What’s this SEER rating all about? Well, SEER stands for Seasonal Energy Efficiency Ratio and it’s the standard measurement of efficiency for air conditioning systems. Here’s more about SEER, how it works, and how it came to be today’s standard.
The History of SEER
Before there was SEER, there was EER – Energy Efficiency Ratio. Back in the 1980s, EER was a rating of cooling capacity as compared to the energy consumed by the air conditioner, expressed as BTUs per watt. The rating was third-party verified by the Air Conditioning and Refrigeration Institute to keep everyone honest. The larger the EER number, the better. Obviously 8 BTUs per watt is better than 7 BTUs per watt. An EER of 8 vs. 7 means 14% more BTUs for the same watt of energy consumed.
The original EER was like the EPA rating on your car for highway use. It was calculated using steady operation – no starts and stops. But start up and stopping weighs heavily on the efficiency of any mechanical device. So the government decided to adjust the rating to account for those variances in starting and stopping.
Today, SEER is an efficiency rating for air conditioners and air conditioning systems as deemed by the Air Conditioning, Heating, and Refrigeration Institute (AHRI).
Keith Hill, technical support manager at Minnesota Air, explains it as the annual average of the amount of cooling BTUs generated by the system for each watt of electrical energy consumed. Put simply, a SEER rating is determined by looking at the amount of cooling produced – or heat energy moved from inside to the outdoors (BTUs) – divided by the amount of electricity used (watts). Products with higher SEER ratings are more efficient.
“SEER comparison can be used to accurately estimate savings when you are in the market for an upgrade,” says Keith. “Your new system SEER divided by the old system SEER is a very accurate estimate of how much you will save.”
For example, if your new model is 16 SEER and your older model is 10 SEER, you divide 16 by 10 to equal 1.60. Put in percentages, that means your new system will provide 60 percent more BTUs into the home than the old system for the same electrical energy used, he says.
Proper SEER Achieved By Proper Installation
Keith reminds homeowners that a SEER value is only achieved if the whole system is replaced. That means you need the outdoor unit to be at the same SEER rating as the indoor unit in order to have it operate at peak efficiency.
“Some would have you believe that they can replace only the outdoor unit and you will realize the rated SEER value, but there is no rated SEER value on just the outdoor unit,” he says. “A new outdoor unit with an old indoor unit (A-coil or evaporator coil) is an unknown – there is no way of knowing what the system efficiency will be.
He suggests getting the rating in writing to make sure you are getting what you are paying for – either the manufacturer’s specification sheet or a certificate from AHRI. Most utilities require a certificate from AHRI before they issue an efficiency rebate, but as a buyer, you should too.

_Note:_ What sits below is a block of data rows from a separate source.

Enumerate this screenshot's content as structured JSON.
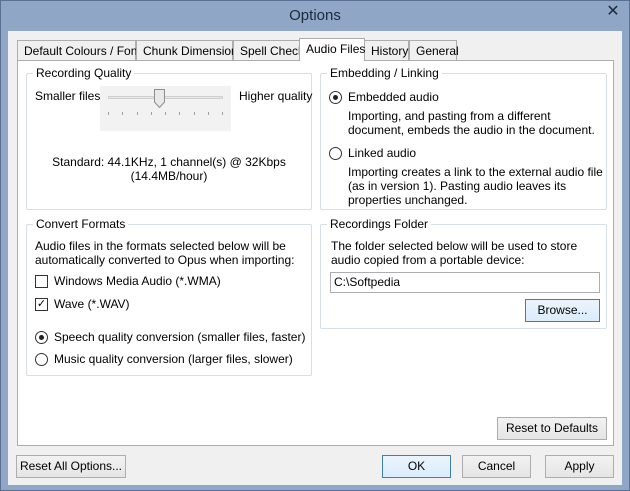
{
  "window": {
    "title": "Options",
    "close_glyph": "✕"
  },
  "tabs": [
    {
      "label": "Default Colours / Font"
    },
    {
      "label": "Chunk Dimensions"
    },
    {
      "label": "Spell Check"
    },
    {
      "label": "Audio Files",
      "active": true
    },
    {
      "label": "History"
    },
    {
      "label": "General"
    }
  ],
  "recording_quality": {
    "title": "Recording Quality",
    "left_label": "Smaller files",
    "right_label": "Higher quality",
    "slider_fraction": 0.44,
    "line1": "Standard: 44.1KHz, 1 channel(s) @ 32Kbps",
    "line2": "(14.4MB/hour)"
  },
  "embedding": {
    "title": "Embedding / Linking",
    "embedded_label": "Embedded audio",
    "embedded_desc": "Importing, and pasting from a different document, embeds the audio in the document.",
    "linked_label": "Linked audio",
    "linked_desc": "Importing creates a link to the external audio file (as in version 1). Pasting audio leaves its properties unchanged.",
    "selected": "embedded"
  },
  "convert": {
    "title": "Convert Formats",
    "desc": "Audio files in the formats selected below will be automatically converted to Opus when importing:",
    "wma_label": "Windows Media Audio (*.WMA)",
    "wma_checked": false,
    "wav_label": "Wave (*.WAV)",
    "wav_checked": true,
    "check_glyph": "✓",
    "speech_label": "Speech quality conversion (smaller files, faster)",
    "music_label": "Music quality conversion (larger files, slower)",
    "selected": "speech"
  },
  "folder": {
    "title": "Recordings Folder",
    "desc": "The folder selected below will be used to store audio copied from a portable device:",
    "path": "C:\\Softpedia",
    "browse_label": "Browse..."
  },
  "buttons": {
    "reset_defaults": "Reset to Defaults",
    "reset_all": "Reset All Options...",
    "ok": "OK",
    "cancel": "Cancel",
    "apply": "Apply"
  }
}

Another important item to understand about SEER ratings is that you really need to get it installed by a professional who knows what they are doing in order to achieve that rating. The technician should not only install it correctly with the rated airflow, but also the proper refrigerant charge, Keith says.
“System efficiency can be affected by as much as 25 percent if the refrigerant charge is off by 10 percent. This is why you hire a pro that has the training and the credentials to prove it.”
Buyer Be Aware
With split systems – central air conditioners and heat pumps – there is a potential “gotcha.” The two major components must be “matched” to achieve the advertised SEER rating. The outdoor unit and the indoor coil must be an AHRI-matched combination. Your contractor or installer should be able to provide you with a certificate that shows the specific model of both components and the resulting rating.
An unscrupulous contractor could try to sell you a high-efficiency air conditioner while using your existing coil. Or, sell you an inexpensive new coil and tell you it’s matched to the higher SEER value. But in both cases you’d be getting something less efficient. It may work just fine, but it will not be what you paid for. If the components are matched, there's a certificate available – always ask for it.
Do You NEED A Product With A Higher SEER Rating?
Most basic AC models sold today have much higher SEER rating compared to the basic models from a few decades ago. In fact, according to the Department of Energy, “today's best air conditioners use 30% to 50% less energy to produce the same amount of cooling as air conditioners made in the mid-1970s. Even if your air conditioner is only 10 years old, you may save 20% to 40% of your cooling energy costs by replacing it with a newer, more efficient model.”